Going back to our text last week, we named that Jesus is said to have been born of the line of David – being born the son of Joseph in the city of Bethlehem, David’s city. This connection becomes all the more important when looking at this prophecy of Nathan. David’s royal line, at least in the role of king, ends with the fall of Solomon’s temple. Zedekiah was the last of David’s line to fulfill the role of king before he was taken off into captivity by the Babylonians. The gospel making clear that Jesus is “of David” allows Jesus to be associated with this text in 2 Samuel 7 – it allows Jesus to fulfill the prophecy of one to come who is not only in the line of David, but who also be known as the Son of God.
And this connection, this shaping of a new covenant, becomes all the more significant. See, in verse 15, the text offers, “I will not take my steadfast love from him, as I took it from Saul, whom I put away before you. Your house and your kingdom shall be made sure for ever before me; your throne shall be established for ever.”
I like how Walter Brueggemann sums this up. He offers, previously, there was a divine “if,” and this led to Saul’s demise. But now, with David, there is a divine “but.”[iv] It’s been a few years, but for those who have been around a while, perhaps you’ll recall this sermon from 2017, “I like God’s but, and I cannot lie.” Unlike with Saul, whose leadership was terminated by God because of his unfaithfulness, when God said, you can be a leader if you’ll be faithful, in this new covenant that God is establishing, “There are no acts of disobedience in purview which can make [God] terminate this profound commitment. … [God] has signed a blank check to the David enterprise and has radically shifted the theological foundations of Israel.”[v]
So again, while I do not think Nathan was intending in the midst of this prophecy to point directly to Jesus, as we reflect back on the history of God and God’s people, I can’t help but think it possible Jesus would have referenced this text when pointing to himself as the fulfillment of God’s promise in the establishment of this new covenant. Because there is no greater “but” in God’s promise than in the person of Jesus Christ.
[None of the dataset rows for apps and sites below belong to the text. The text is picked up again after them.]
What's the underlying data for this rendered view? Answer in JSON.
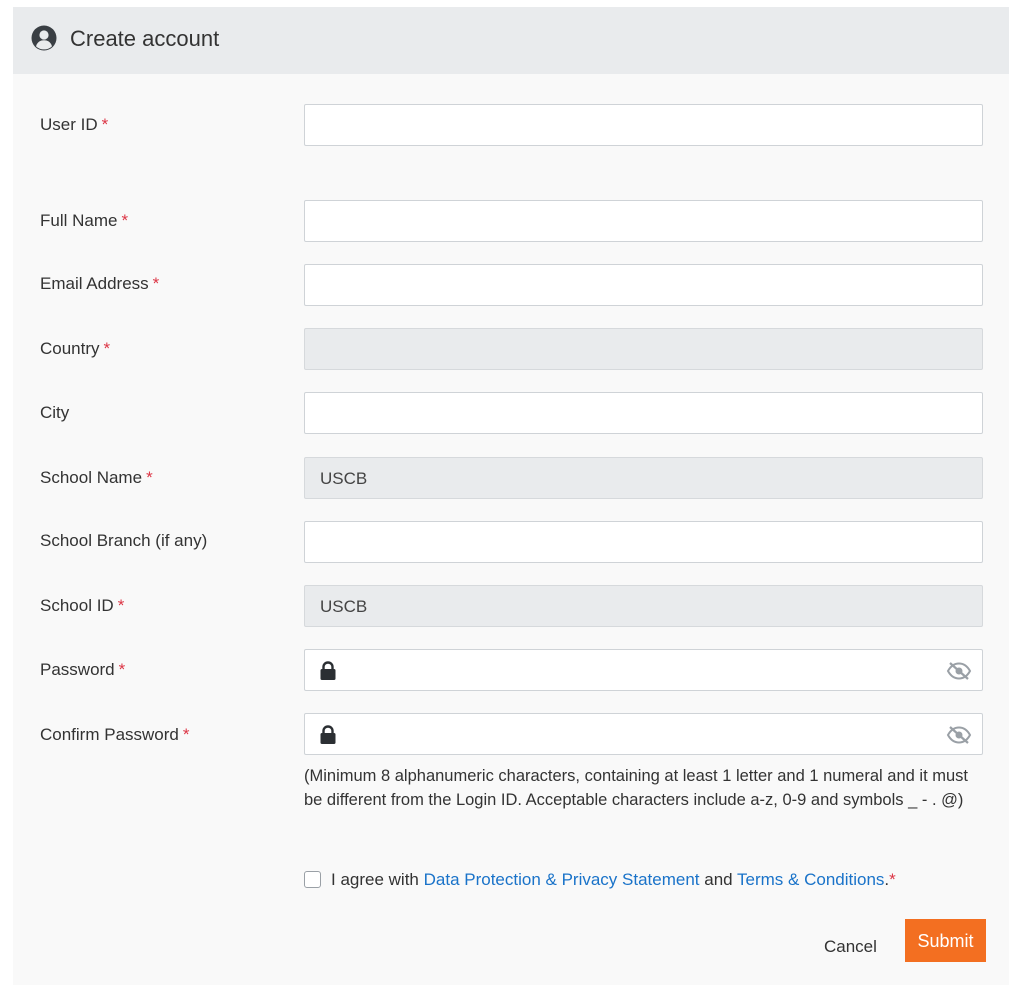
{
  "header": {
    "title": "Create account",
    "icon": "user-circle-icon"
  },
  "form": {
    "user_id": {
      "label": "User ID",
      "required": "*",
      "value": ""
    },
    "full_name": {
      "label": "Full Name",
      "required": "*",
      "value": ""
    },
    "email": {
      "label": "Email Address",
      "required": "*",
      "value": ""
    },
    "country": {
      "label": "Country",
      "required": "*",
      "value": ""
    },
    "city": {
      "label": "City",
      "value": ""
    },
    "school_name": {
      "label": "School Name",
      "required": "*",
      "value": "USCB"
    },
    "school_branch": {
      "label": "School Branch (if any)",
      "value": ""
    },
    "school_id": {
      "label": "School ID",
      "required": "*",
      "value": "USCB"
    },
    "password": {
      "label": "Password",
      "required": "*",
      "icon_left": "lock-icon",
      "icon_right": "eye-slash-icon"
    },
    "confirm_password": {
      "label": "Confirm Password",
      "required": "*",
      "icon_left": "lock-icon",
      "icon_right": "eye-slash-icon"
    },
    "hint": "(Minimum 8 alphanumeric characters, containing at least 1 letter and 1 numeral and it must be different from the Login ID. Acceptable characters include a-z, 0-9 and symbols _ - . @)",
    "agree": {
      "prefix": "I agree with ",
      "link1": "Data Protection & Privacy Statement",
      "middle": " and ",
      "link2": "Terms & Conditions",
      "suffix": ".",
      "required": "*",
      "checked": false
    }
  },
  "actions": {
    "cancel": "Cancel",
    "submit": "Submit"
  },
  "colors": {
    "accent": "#f36f21",
    "link": "#1a73c9",
    "required": "#dc3545",
    "header_bg": "#e9ebed"
  }
}
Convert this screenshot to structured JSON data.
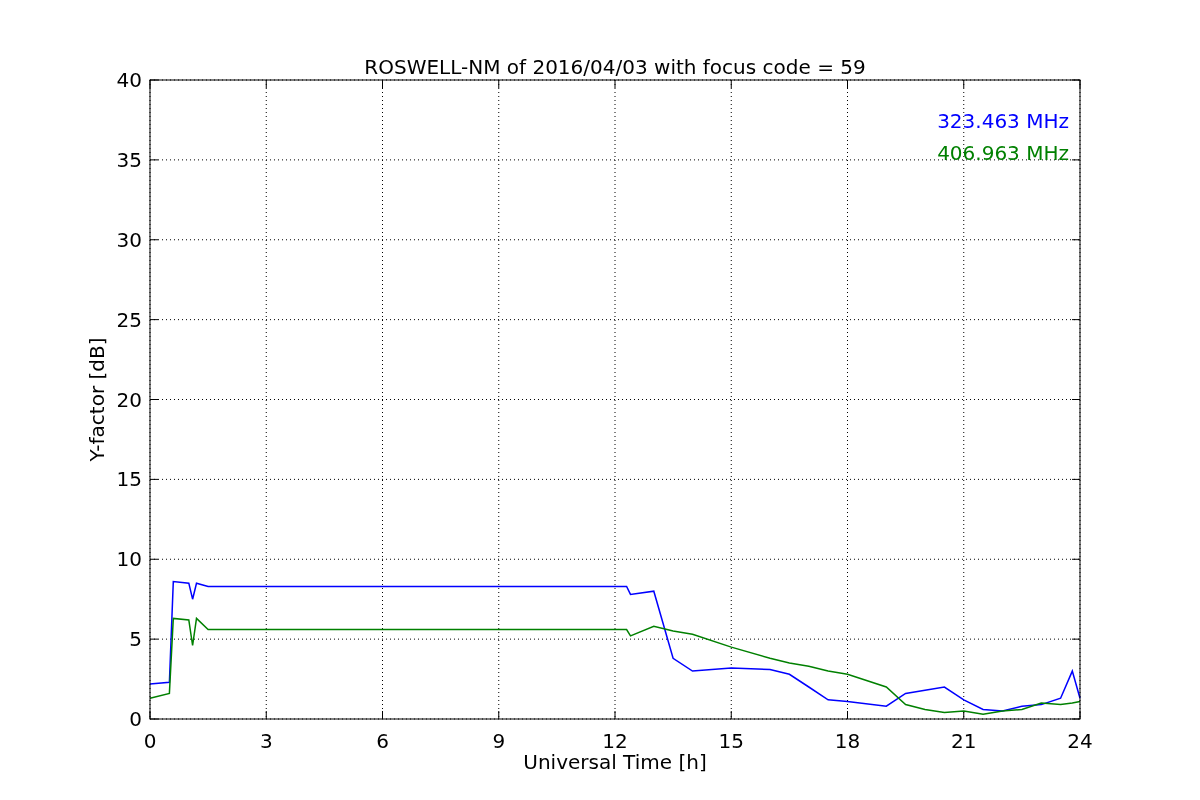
{
  "figure": {
    "chart_data": {
      "type": "line",
      "title": "ROSWELL-NM of 2016/04/03 with focus code = 59",
      "xlabel": "Universal Time [h]",
      "ylabel": "Y-factor [dB]",
      "x": [
        0,
        0.5,
        0.6,
        1.0,
        1.1,
        1.2,
        1.5,
        12.3,
        12.4,
        13,
        13.5,
        14,
        15,
        16,
        16.5,
        17,
        17.5,
        18,
        19,
        19.5,
        20,
        20.5,
        21,
        21.5,
        22,
        22.5,
        23,
        23.5,
        23.8,
        24
      ],
      "series": [
        {
          "name": "323.463 MHz",
          "color": "#0000ff",
          "values": [
            2.2,
            2.3,
            8.6,
            8.5,
            7.5,
            8.5,
            8.3,
            8.3,
            7.8,
            8.0,
            3.8,
            3.0,
            3.2,
            3.1,
            2.8,
            2.0,
            1.2,
            1.1,
            0.8,
            1.6,
            1.8,
            2.0,
            1.2,
            0.6,
            0.5,
            0.8,
            0.9,
            1.3,
            3.0,
            1.3
          ]
        },
        {
          "name": "406.963 MHz",
          "color": "#008000",
          "values": [
            1.3,
            1.6,
            6.3,
            6.2,
            4.6,
            6.3,
            5.6,
            5.6,
            5.2,
            5.8,
            5.5,
            5.3,
            4.5,
            3.8,
            3.5,
            3.3,
            3.0,
            2.8,
            2.0,
            0.9,
            0.6,
            0.4,
            0.5,
            0.3,
            0.5,
            0.6,
            1.0,
            0.9,
            1.0,
            1.1
          ]
        }
      ],
      "grid": true,
      "xlim": [
        0,
        24
      ],
      "ylim": [
        0,
        40
      ],
      "xticks": [
        0,
        3,
        6,
        9,
        12,
        15,
        18,
        21,
        24
      ],
      "yticks": [
        0,
        5,
        10,
        15,
        20,
        25,
        30,
        35,
        40
      ]
    }
  }
}
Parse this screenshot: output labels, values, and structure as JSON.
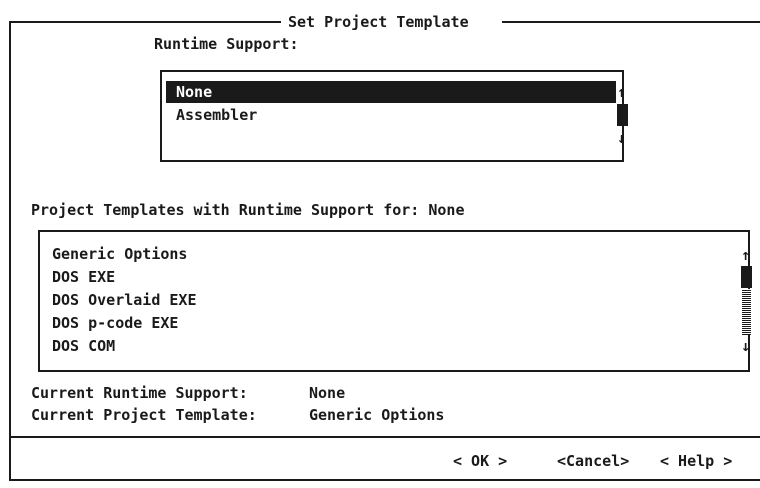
{
  "dialog": {
    "title": "Set Project Template"
  },
  "runtime": {
    "label": "Runtime Support:",
    "items": [
      "None",
      "Assembler"
    ],
    "selected": "None",
    "scroll_up_icon": "arrow-up",
    "scroll_down_icon": "arrow-down"
  },
  "templates": {
    "label_prefix": "Project Templates with Runtime Support for:",
    "label_value": "None",
    "items": [
      "Generic Options",
      "DOS EXE",
      "DOS Overlaid EXE",
      "DOS p-code EXE",
      "DOS COM"
    ],
    "scroll_up_icon": "arrow-up",
    "scroll_down_icon": "arrow-down"
  },
  "status": {
    "runtime_label": "Current Runtime Support:",
    "runtime_value": "None",
    "template_label": "Current Project Template:",
    "template_value": "Generic Options"
  },
  "buttons": {
    "ok": "< OK >",
    "cancel": "<Cancel>",
    "help": "< Help >"
  },
  "colors": {
    "foreground": "#1a1a1a",
    "background": "#ffffff"
  }
}
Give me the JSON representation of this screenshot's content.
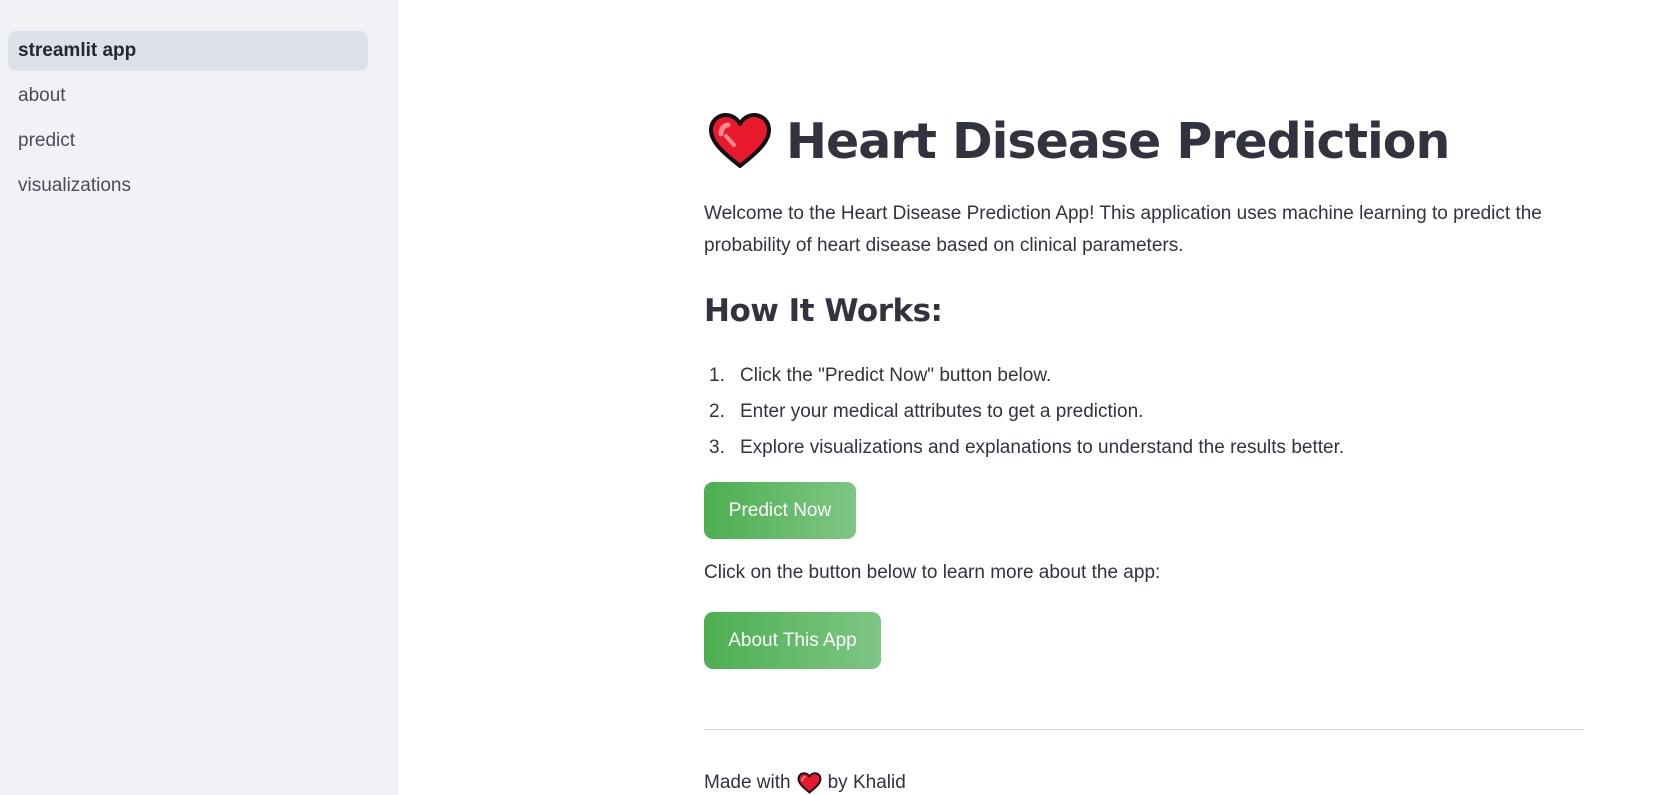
{
  "sidebar": {
    "items": [
      {
        "label": "streamlit app",
        "active": true
      },
      {
        "label": "about",
        "active": false
      },
      {
        "label": "predict",
        "active": false
      },
      {
        "label": "visualizations",
        "active": false
      }
    ]
  },
  "main": {
    "title_icon": "heart-icon",
    "title": "Heart Disease Prediction",
    "intro": "Welcome to the Heart Disease Prediction App! This application uses machine learning to predict the probability of heart disease based on clinical parameters.",
    "how_heading": "How It Works:",
    "steps": [
      {
        "num": "1.",
        "text": "Click the \"Predict Now\" button below."
      },
      {
        "num": "2.",
        "text": "Enter your medical attributes to get a prediction."
      },
      {
        "num": "3.",
        "text": "Explore visualizations and explanations to understand the results better."
      }
    ],
    "predict_button": "Predict Now",
    "learn_text": "Click on the button below to learn more about the app:",
    "about_button": "About This App",
    "footer_prefix": "Made with",
    "footer_icon": "heart-icon",
    "footer_suffix": "by Khalid"
  },
  "colors": {
    "sidebar_bg": "#f0f2f6",
    "button_start": "#4caf50",
    "button_end": "#7ec684",
    "text": "#31333f",
    "heart": "#e8192c"
  }
}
Not only does Jesus hail from the line of David, not only is Jesus the one who is called the Son of God, not only is Jesus the one who calls God “Abba,” “Father,” but it is Jesus that proclaims the divine “but,” which refuses to give sin and death the final say. It is Jesus who establishes a new house of God that is no longer confined to the walls of an Ark, or the walls of a Temple. Jesus comes and breathes the gift of the Spirit who roams without walls or boarders to proclaim God’s unconditional love throughout creation, and it is Jesus who is hailed by the apostles to be seated on the throne for eternity.
The disciples walking the Emmaus Road were defeated. Christ had been given over to the Roman cross. He had been taken from his grave. They were in dire straits, for they felt the promise of God had failed. And yet, that is, but Christ had not been taken from the grave, he had been raised. God’s unconditional “but” said he may have died, but the grave cannot hold him. The Romans may have crucified him, but his life has not ended. Pain has come upon this people, but joy comes in the morning.
This is the radical statement about the very kind of god the Lord is: “a God who binds God’s very self to God’s people forever, and that means that the people will endure, whatever comes.”[vi] This is the promise of God in Jesus Christ – this is the promise Jesus reminds the disciples of on the Emmaus Road – and we would do well to listen. Come whatever may, we are God’s people; God has gifted us with an unconditional love – a promise that goes from ever-lasting to ever-lasting – a glory that cannot be overcome – an assurance that declares, so long as there is work to do, God will surely lead us through.
Set let us have ears to hear, and hearts to receive, as we walk with Christ and hear the promise of God’s continual love that still leads us today. For the glory of God, we give thanks. Amen, and Amen.